Social media giant Facebook has revealed that there are now more than 83 million illegitimate accounts active on the site.
The figures were announced along with the company’s quarterly review, and illustrated that 8.7% of the 955 million active accounts had broken Facebook rules. More than half of this figure is made up of duplicated profiles, which already belonged to registered users. A figure of 4.8% of Facebook accounts were duplicate profiles.
Personal profiles for pets or businesses, which are referred to as user misclassified accounts, amounted to 2.4%. The remaining 1.5% of users were referred to as ‘undesirable’.
The figures are extremely relevant at this point in time given the growing concern about the effectiveness of Facebook as an online marketing solution. Several high profile advertisers have declared the scepticism in the benefit of advertising via Facebook, despite the site being the most popular social network available.
Facebook’s business model relies on targeted advertising and is under increased scrutiny as to the worth of the ‘likes’ which its promotions gather from users.
Last week, Limited Press, the digital distribution firm, claimed that their research had found that 80% of clicks on its Facebook advertisements had been made by fake users.
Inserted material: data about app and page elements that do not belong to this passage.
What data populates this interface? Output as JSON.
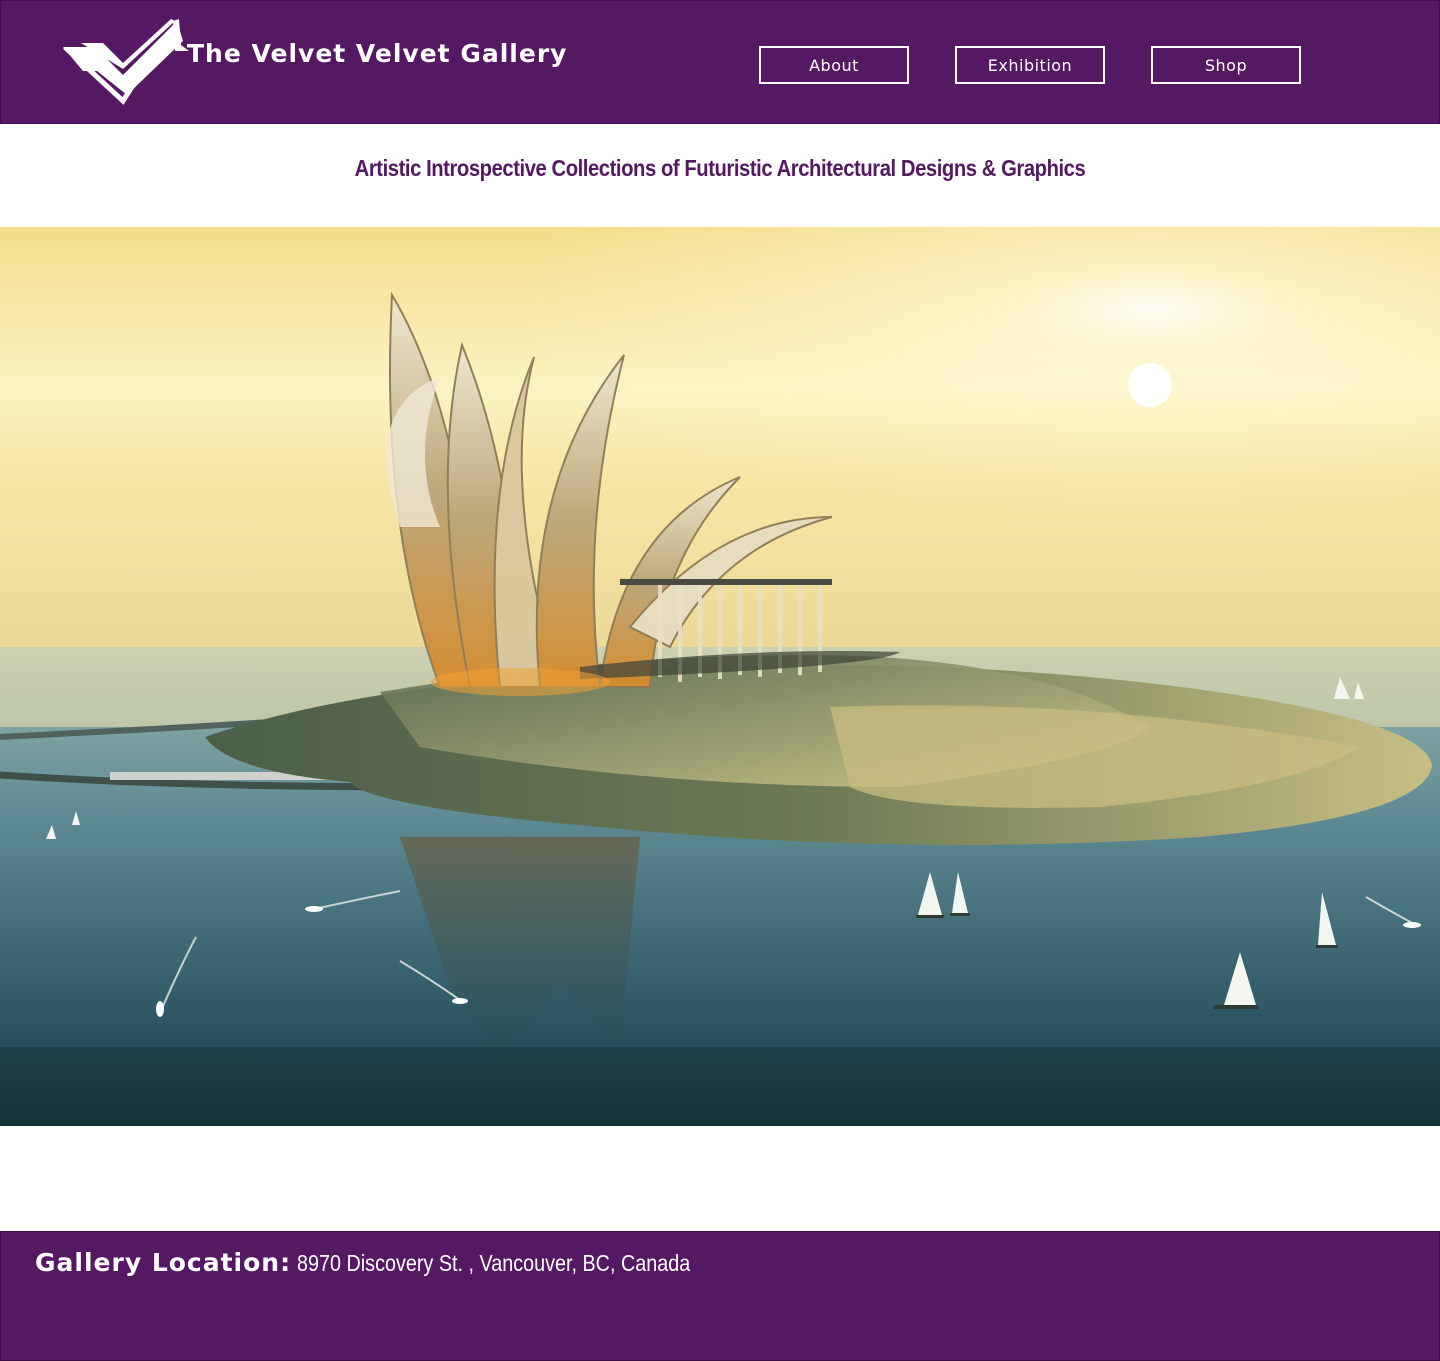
{
  "header": {
    "title": "The Velvet Velvet Gallery",
    "logo_icon": "velvet-v-logo-icon",
    "nav": [
      {
        "label": "About"
      },
      {
        "label": "Exhibition"
      },
      {
        "label": "Shop"
      }
    ]
  },
  "tagline": "Artistic Introspective Collections of Futuristic Architectural Designs & Graphics",
  "hero": {
    "image": "futuristic-island-architecture-illustration"
  },
  "footer": {
    "location_label": "Gallery Location:",
    "address": "8970 Discovery St. , Vancouver, BC, Canada"
  },
  "colors": {
    "brand_purple": "#551863",
    "text_on_brand": "#ffffff"
  }
}
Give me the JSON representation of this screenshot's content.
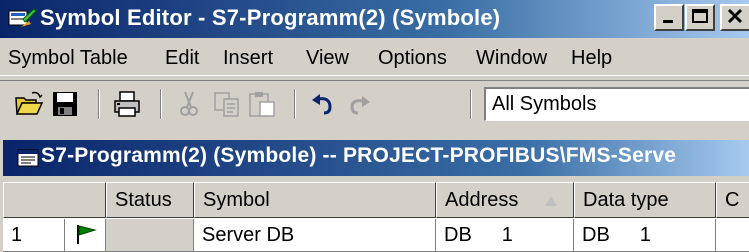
{
  "app": {
    "title": "Symbol Editor - S7-Programm(2) (Symbole)",
    "icon": "symbol-editor-app-icon"
  },
  "menubar": {
    "items": [
      "Symbol Table",
      "Edit",
      "Insert",
      "View",
      "Options",
      "Window",
      "Help"
    ]
  },
  "toolbar": {
    "icons": [
      "open-folder-icon",
      "save-icon",
      "print-icon",
      "cut-icon",
      "copy-icon",
      "paste-icon",
      "undo-icon",
      "redo-icon"
    ],
    "filter": "All Symbols"
  },
  "child_window": {
    "title": "S7-Programm(2) (Symbole) -- PROJECT-PROFIBUS\\FMS-Serve"
  },
  "table": {
    "columns": [
      "Status",
      "Symbol",
      "Address",
      "Data type",
      "C"
    ],
    "rows": [
      {
        "index": "1",
        "status": "",
        "symbol": "Server DB",
        "address": "DB",
        "address_num": "1",
        "data_type": "DB",
        "data_type_num": "1",
        "comment": ""
      }
    ]
  },
  "colors": {
    "title_active": "#0a246a",
    "face": "#d4d0c8",
    "flag_green": "#008000"
  }
}
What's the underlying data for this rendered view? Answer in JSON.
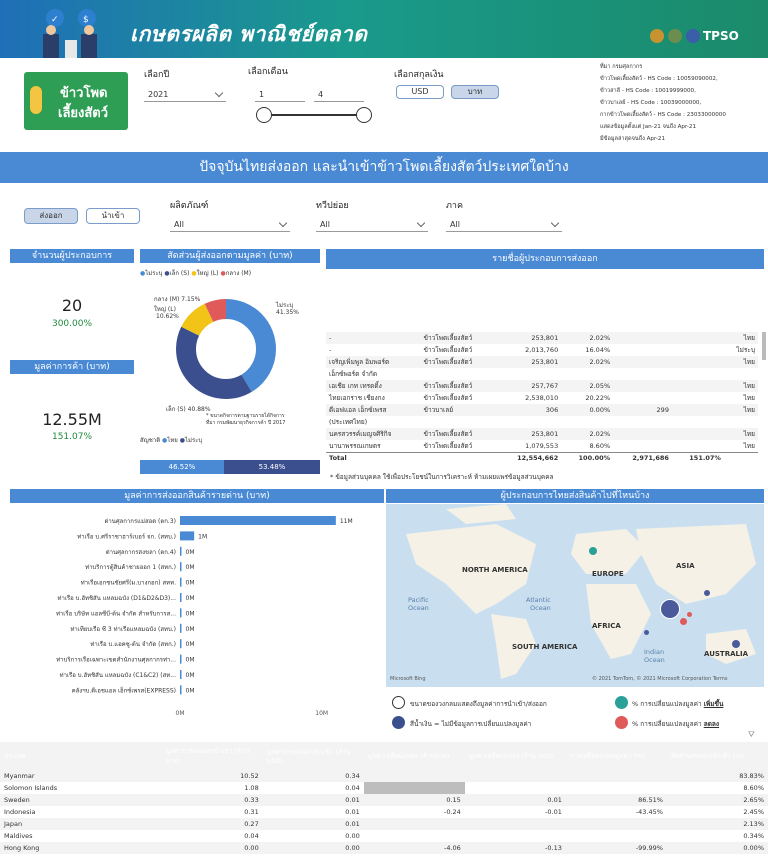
{
  "header": {
    "title": "เกษตรผลิต พาณิชย์ตลาด",
    "logo_text": "TPSO"
  },
  "product_badge": {
    "line1": "ข้าวโพด",
    "line2": "เลี้ยงสัตว์"
  },
  "filters": {
    "year_label": "เลือกปี",
    "year_value": "2021",
    "month_label": "เลือกเดือน",
    "month_from": "1",
    "month_to": "4",
    "currency_label": "เลือกสกุลเงิน",
    "currency_usd": "USD",
    "currency_thb": "บาท"
  },
  "source_info": [
    "ที่มา กรมศุลกากร",
    "ข้าวโพดเลี้ยงสัตว์ - HS Code : 10059090002,",
    "ข้าวสาลี - HS Code : 10019999000,",
    "ข้าวบาเลย์ - HS Code : 10039000000,",
    "กากข้าวโพดเลี้ยงสัตว์ - HS Code : 23033000000",
    "แสดงข้อมูลตั้งแต่ Jan-21 จนถึง Apr-21",
    "มีข้อมูลล่าสุดจนถึง Apr-21"
  ],
  "section_title": "ปัจจุบันไทยส่งออก และนำเข้าข้าวโพดเลี้ยงสัตว์ประเทศใดบ้าง",
  "toggle": {
    "export": "ส่งออก",
    "import": "นำเข้า"
  },
  "slicers": {
    "product_label": "ผลิตภัณฑ์",
    "product_value": "All",
    "continent_label": "ทวีปย่อย",
    "continent_value": "All",
    "region_label": "ภาค",
    "region_value": "All"
  },
  "cards": {
    "operators_title": "จำนวนผู้ประกอบการ",
    "operators_value": "20",
    "operators_change": "300.00%",
    "trade_title": "มูลค่าการค้า (บาท)",
    "trade_value": "12.55M",
    "trade_change": "151.07%"
  },
  "donut": {
    "title": "สัดส่วนผู้ส่งออกตามมูลค่า (บาท)",
    "legend": [
      "ไม่ระบุ",
      "เล็ก (S)",
      "ใหญ่ (L)",
      "กลาง (M)"
    ],
    "label_m": "กลาง (M) 7.15%",
    "label_l1": "ใหญ่ (L)",
    "label_l2": "10.62%",
    "label_na1": "ไม่ระบุ",
    "label_na2": "41.35%",
    "label_s": "เล็ก (S) 40.88%",
    "note1": "* ขนาดกิจการตามฐานรายได้กิจการ",
    "note2": "ที่มา กรมพัฒนาธุรกิจการค้า ปี 2017",
    "nat_label": "สัญชาติ",
    "nat_thai": "ไทย",
    "nat_na": "ไม่ระบุ",
    "bar_left": "46.52%",
    "bar_right": "53.48%"
  },
  "list_title": "รายชื่อผู้ประกอบการส่งออก",
  "operators": [
    [
      "-",
      "ข้าวโพดเลี้ยงสัตว์",
      "253,801",
      "2.02%",
      "",
      "",
      "ไทย"
    ],
    [
      "-",
      "ข้าวโพดเลี้ยงสัตว์",
      "2,013,760",
      "16.04%",
      "",
      "",
      "ไม่ระบุ"
    ],
    [
      "เจริญเพิ่มพูล อิมพอร์ต",
      "ข้าวโพดเลี้ยงสัตว์",
      "253,801",
      "2.02%",
      "",
      "",
      "ไทย"
    ],
    [
      "เอ็กซ์พอร์ต จำกัด",
      "",
      "",
      "",
      "",
      "",
      ""
    ],
    [
      "เอเชีย เกท เทรดดิ้ง",
      "ข้าวโพดเลี้ยงสัตว์",
      "257,767",
      "2.05%",
      "",
      "",
      "ไทย"
    ],
    [
      "ไทยเอกราช เชียงกง",
      "ข้าวโพดเลี้ยงสัตว์",
      "2,538,010",
      "20.22%",
      "",
      "",
      "ไทย"
    ],
    [
      "ดีเอฟแอล เอ็กซ์เพรส",
      "ข้าวบาเลย์",
      "306",
      "0.00%",
      "299",
      "",
      "ไทย"
    ],
    [
      "(ประเทศไทย)",
      "",
      "",
      "",
      "",
      "",
      ""
    ],
    [
      "นครสวรรค์เมญจศิริกิจ",
      "ข้าวโพดเลี้ยงสัตว์",
      "253,801",
      "2.02%",
      "",
      "",
      "ไทย"
    ],
    [
      "นานาพรรณเกษตร",
      "ข้าวโพดเลี้ยงสัตว์",
      "1,079,553",
      "8.60%",
      "",
      "",
      "ไทย"
    ]
  ],
  "operators_total": [
    "Total",
    "",
    "12,554,662",
    "100.00%",
    "2,971,686",
    "151.07%",
    ""
  ],
  "operators_note": "* ข้อมูลส่วนบุคคล ใช้เพื่อประโยชน์ในการวิเคราะห์ ห้ามเผยแพร่ข้อมูลส่วนบุคคล",
  "port_chart_title": "มูลค่าการส่งออกสินค้ารายด่าน (บาท)",
  "chart_data": {
    "type": "bar",
    "categories": [
      "ด่านศุลกากรแม่สอด (ตก.3)",
      "ท่าเรือ บ.ศรีราชาฮาร์เบอร์ จก. (สทบ.)",
      "ด่านศุลกากรสงขลา (ตก.4)",
      "ท่าบริการตู้สินค้าชายออก 1 (สทก.)",
      "ท่าเรือเอกชนชัยศรี(ม.บางกอก) สทท.",
      "ท่าเรือ บ.ฮัทชิสัน แหลมฉบัง (D1&D2&D3)...",
      "ท่าเรือ บริษัท แอลซีบี-ต้น จำกัด สำหรับการส...",
      "ท่าเทียบเรือ ซี 3 ท่าเรือแหลมฉบัง (สทบ.)",
      "ท่าเรือ บ.แอคซู-ต้น จำกัด (สทก.)",
      "ท่าบริการเรือเฉพาะเขตสำนักงานศุลกากรท่า...",
      "ท่าเรือ บ.ฮัทชิสัน แหลมฉบัง (C1&C2) (สท...",
      "คลังฯบ.ดีเอชแอล เอ็กซ์เพรส(EXPRESS)"
    ],
    "values": [
      11,
      1,
      0,
      0,
      0,
      0,
      0,
      0,
      0,
      0,
      0,
      0
    ],
    "value_labels": [
      "11M",
      "1M",
      "0M",
      "0M",
      "0M",
      "0M",
      "0M",
      "0M",
      "0M",
      "0M",
      "0M",
      "0M"
    ],
    "x_ticks": [
      "0M",
      "10M"
    ],
    "xlim": [
      0,
      12
    ]
  },
  "map": {
    "title": "ผู้ประกอบการไทยส่งสินค้าไปที่ไหนบ้าง",
    "labels": {
      "na": "NORTH AMERICA",
      "eu": "EUROPE",
      "asia": "ASIA",
      "pac": "Pacific",
      "pac2": "Ocean",
      "atl": "Atlantic",
      "atl2": "Ocean",
      "af": "AFRICA",
      "sa": "SOUTH AMERICA",
      "ind": "Indian",
      "ind2": "Ocean",
      "au": "AUSTRALIA"
    },
    "brand": "Microsoft Bing",
    "copyright": "© 2021 TomTom, © 2021 Microsoft Corporation Terms"
  },
  "legend": {
    "size": "ขนาดของวงกลมแสดงถึงมูลค่าการนำเข้า/ส่งออก",
    "blue": "สีน้ำเงิน = ไม่มีข้อมูลการเปลี่ยนแปลงมูลค่า",
    "teal": "% การเปลี่ยนแปลงมูลค่า",
    "teal_b": "เพิ่มขึ้น",
    "red": "% การเปลี่ยนแปลงมูลค่า",
    "red_b": "ลดลง"
  },
  "country_table": {
    "headers": [
      "ประเทศ",
      "มูลค่าการส่งออก/นำเข้า (ล้านบาท)",
      "มูลค่าการส่งออก/นำเข้า (ล้าน USD)",
      "มูลค่าเปลี่ยนแปลง (ล้านบาท)",
      "มูลค่าเปลี่ยนแปลง (ล้าน USD)",
      "การเปลี่ยนแปลงมูลค่า (%)",
      "สัดส่วนส่งออก/นำเข้า (%)"
    ],
    "rows": [
      [
        "Myanmar",
        "10.52",
        "0.34",
        "",
        "",
        "",
        "83.83%"
      ],
      [
        "Solomon Islands",
        "1.08",
        "0.04",
        "",
        "",
        "",
        "8.60%"
      ],
      [
        "Sweden",
        "0.33",
        "0.01",
        "0.15",
        "0.01",
        "86.51%",
        "2.65%"
      ],
      [
        "Indonesia",
        "0.31",
        "0.01",
        "-0.24",
        "-0.01",
        "-43.45%",
        "2.45%"
      ],
      [
        "Japan",
        "0.27",
        "0.01",
        "",
        "",
        "",
        "2.13%"
      ],
      [
        "Maldives",
        "0.04",
        "0.00",
        "",
        "",
        "",
        "0.34%"
      ],
      [
        "Hong Kong",
        "0.00",
        "0.00",
        "-4.06",
        "-0.13",
        "-99.99%",
        "0.00%"
      ]
    ]
  },
  "colors": {
    "blue": "#4a8ad4",
    "navy": "#3b4f8f",
    "yellow": "#f2c418",
    "red": "#e05a5a",
    "teal": "#2aa198"
  }
}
The company released a statement, via Facebook, which read: "Bots were loading pages and driving up our advertising costs. So we tried contacting Facebook about this. Unfortunately, they wouldn't reply.
"Do we know who the bots belong too [sic]? No. Are we accusing Facebook of using bots to drive up advertising revenue. No. Is it strange? Yes."
Facebook will look into the fake profile issue, in an attempt to improve the effectiveness of its advertising model.